■ Exercise details
Look through the data below and show every line that includes "name".

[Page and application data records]
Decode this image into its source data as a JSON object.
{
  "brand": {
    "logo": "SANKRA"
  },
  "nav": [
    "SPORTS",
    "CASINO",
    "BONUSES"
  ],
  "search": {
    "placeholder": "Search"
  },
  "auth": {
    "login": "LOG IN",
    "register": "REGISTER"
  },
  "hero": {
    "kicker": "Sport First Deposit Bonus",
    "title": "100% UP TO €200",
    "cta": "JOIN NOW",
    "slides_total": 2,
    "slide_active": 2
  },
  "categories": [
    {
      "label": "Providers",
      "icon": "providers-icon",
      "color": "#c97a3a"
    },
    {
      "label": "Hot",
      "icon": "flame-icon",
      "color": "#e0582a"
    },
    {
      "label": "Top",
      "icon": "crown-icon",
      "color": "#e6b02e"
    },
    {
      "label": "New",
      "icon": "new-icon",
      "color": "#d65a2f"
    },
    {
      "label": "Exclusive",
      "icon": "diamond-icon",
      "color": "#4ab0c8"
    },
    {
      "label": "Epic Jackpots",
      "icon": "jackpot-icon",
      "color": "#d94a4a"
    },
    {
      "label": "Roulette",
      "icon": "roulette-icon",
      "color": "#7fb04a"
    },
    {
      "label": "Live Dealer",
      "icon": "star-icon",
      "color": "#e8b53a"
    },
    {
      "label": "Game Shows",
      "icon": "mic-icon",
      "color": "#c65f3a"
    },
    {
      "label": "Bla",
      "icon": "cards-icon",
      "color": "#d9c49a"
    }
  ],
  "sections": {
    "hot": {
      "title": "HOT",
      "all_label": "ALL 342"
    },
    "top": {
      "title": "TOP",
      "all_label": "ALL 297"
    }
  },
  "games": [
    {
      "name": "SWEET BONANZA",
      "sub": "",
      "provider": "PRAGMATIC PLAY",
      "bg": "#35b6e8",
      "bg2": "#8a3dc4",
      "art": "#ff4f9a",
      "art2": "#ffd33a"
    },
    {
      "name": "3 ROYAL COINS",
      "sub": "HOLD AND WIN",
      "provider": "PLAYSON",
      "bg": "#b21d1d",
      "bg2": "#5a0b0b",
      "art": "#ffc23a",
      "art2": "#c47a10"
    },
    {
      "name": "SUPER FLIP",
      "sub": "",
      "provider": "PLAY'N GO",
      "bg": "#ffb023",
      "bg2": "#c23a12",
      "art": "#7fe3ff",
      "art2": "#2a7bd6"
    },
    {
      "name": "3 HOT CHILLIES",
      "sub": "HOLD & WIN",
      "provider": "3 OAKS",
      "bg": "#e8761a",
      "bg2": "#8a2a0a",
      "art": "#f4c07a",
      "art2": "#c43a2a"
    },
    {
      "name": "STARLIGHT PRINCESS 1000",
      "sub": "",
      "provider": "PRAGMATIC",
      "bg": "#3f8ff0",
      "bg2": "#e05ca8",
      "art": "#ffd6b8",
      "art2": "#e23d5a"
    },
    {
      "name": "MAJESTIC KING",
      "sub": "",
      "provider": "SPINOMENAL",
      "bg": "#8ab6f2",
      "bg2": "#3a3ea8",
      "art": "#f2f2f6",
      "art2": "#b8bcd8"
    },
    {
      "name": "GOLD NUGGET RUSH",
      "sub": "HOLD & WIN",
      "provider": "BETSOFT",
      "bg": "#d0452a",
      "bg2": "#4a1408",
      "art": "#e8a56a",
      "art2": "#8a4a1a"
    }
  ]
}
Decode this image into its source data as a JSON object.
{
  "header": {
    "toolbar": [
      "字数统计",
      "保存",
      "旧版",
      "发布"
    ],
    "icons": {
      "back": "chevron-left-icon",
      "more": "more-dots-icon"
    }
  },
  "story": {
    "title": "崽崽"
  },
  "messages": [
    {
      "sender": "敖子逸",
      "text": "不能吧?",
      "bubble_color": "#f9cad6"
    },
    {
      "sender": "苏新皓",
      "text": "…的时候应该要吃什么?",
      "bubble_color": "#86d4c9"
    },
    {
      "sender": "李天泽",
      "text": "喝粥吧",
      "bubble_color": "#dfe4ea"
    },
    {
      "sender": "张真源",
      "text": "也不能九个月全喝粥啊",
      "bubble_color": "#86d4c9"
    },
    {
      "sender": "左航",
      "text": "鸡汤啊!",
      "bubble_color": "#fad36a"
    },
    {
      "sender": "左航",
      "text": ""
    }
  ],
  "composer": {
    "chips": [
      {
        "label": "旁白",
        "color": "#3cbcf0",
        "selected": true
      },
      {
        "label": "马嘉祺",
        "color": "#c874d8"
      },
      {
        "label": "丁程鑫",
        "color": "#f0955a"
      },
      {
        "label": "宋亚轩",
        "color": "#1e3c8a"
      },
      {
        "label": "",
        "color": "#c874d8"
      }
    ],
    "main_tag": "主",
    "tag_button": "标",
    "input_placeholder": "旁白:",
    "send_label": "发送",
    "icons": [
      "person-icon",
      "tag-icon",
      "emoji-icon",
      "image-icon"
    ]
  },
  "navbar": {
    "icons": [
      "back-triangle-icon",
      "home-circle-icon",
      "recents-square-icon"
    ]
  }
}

■ The completed task
      "name": "SWEET BONANZA",
      "name": "3 ROYAL COINS",
      "name": "SUPER FLIP",
      "name": "3 HOT CHILLIES",
      "name": "STARLIGHT PRINCESS 1000",
      "name": "MAJESTIC KING",
      "name": "GOLD NUGGET RUSH",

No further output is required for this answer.